A teenager in Scotland has died after taking part in the ice bucket challenge, the fundraising craze that involves people having ice-cold water poured over their heads and sharing video footage of the act on social media.
Cameron Lancaster, 18, reportedly took part in the challenge on Sunday evening at Prestonhill Quarry in Inverkeithing, Fife. He did the challenge and then jumped into the quarry, but didn’t resurface, according to reports.
Lancaster’s death is the first to have been linked to the ice bucket challenge. As of this morning, the craze had raised more than £1m in the UK for the Motor Neurone Disease Association.
Macmillan Cancer Support, which has also received donations totalling more than £2m from the challenge, has been criticised for allegedly "hijacking" a campaign that has raised more than £48m in the US for the ALS Association, which supports people with motor neurone disease.
Macmillan attracted complaints on Twitter after it launched a paid-for campaign, using Google AdWords and Facebook adverts, to promote the challenge.
This means that people searching for the term "ice bucket challenge" using Google will see a link at the top of the search results directing them to the challenge on the Macmillan website.
Ben Welch, head of fundraising development at Macmillan, said it was not trying to hijack the campaign.
"We do not actively use Google with other charities’ terms in mind," he said. "We are listening to feedback and constantly reviewing and revising our campaign."
Macmillan said it received its first donation from the challenge on 23 July and decided to promote it more widely after its supporters noticed that several cancer charities based in New Zealand were raising money through the craze.
It said the campaign was not started by any one charity but by supporters and that it had wanted to be more proactive after being criticised for holding back during the #nomakeupselfie campaign, which raised £8m for Cancer Research UK in six days earlier this year.
The ice bucket challenge has attracted controversy in the past week. Some have described it as a PR stunt for the large number of celebrities who have participated; others point out that the flawed logic in some iterations of the challenge, which require people to either douse themselves with water or donate to charity, mean that many participants give nothing at all.
Elsewhere, protesters in China’s Henan province, which is being affected by a drought, are urging citizens not to take part in the challenge because it wastes water.

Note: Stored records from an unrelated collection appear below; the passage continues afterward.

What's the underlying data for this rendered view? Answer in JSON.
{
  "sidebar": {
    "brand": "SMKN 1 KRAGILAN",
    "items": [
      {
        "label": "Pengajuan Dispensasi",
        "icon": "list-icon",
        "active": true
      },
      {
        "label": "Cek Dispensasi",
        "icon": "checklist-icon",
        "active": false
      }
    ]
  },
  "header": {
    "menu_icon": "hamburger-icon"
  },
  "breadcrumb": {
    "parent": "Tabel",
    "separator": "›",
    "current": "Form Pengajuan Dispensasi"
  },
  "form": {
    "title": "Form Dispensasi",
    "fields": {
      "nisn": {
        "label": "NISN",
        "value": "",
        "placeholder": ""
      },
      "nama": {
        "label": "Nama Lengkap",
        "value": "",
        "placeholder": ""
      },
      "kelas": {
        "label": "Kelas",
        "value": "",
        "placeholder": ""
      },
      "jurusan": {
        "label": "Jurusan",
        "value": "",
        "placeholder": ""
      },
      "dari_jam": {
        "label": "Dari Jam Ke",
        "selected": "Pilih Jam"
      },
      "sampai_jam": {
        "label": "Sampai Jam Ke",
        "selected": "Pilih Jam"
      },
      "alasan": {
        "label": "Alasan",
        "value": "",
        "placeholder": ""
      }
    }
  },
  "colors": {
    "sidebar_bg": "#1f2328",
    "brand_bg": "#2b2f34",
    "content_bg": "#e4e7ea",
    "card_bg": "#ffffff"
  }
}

The US State Department has forbidden diplomats from taking part so as to avoid favouring particular charities; and doctors have warned of the risks of the challenge to elderly people, pregnant women and people with heart conditions.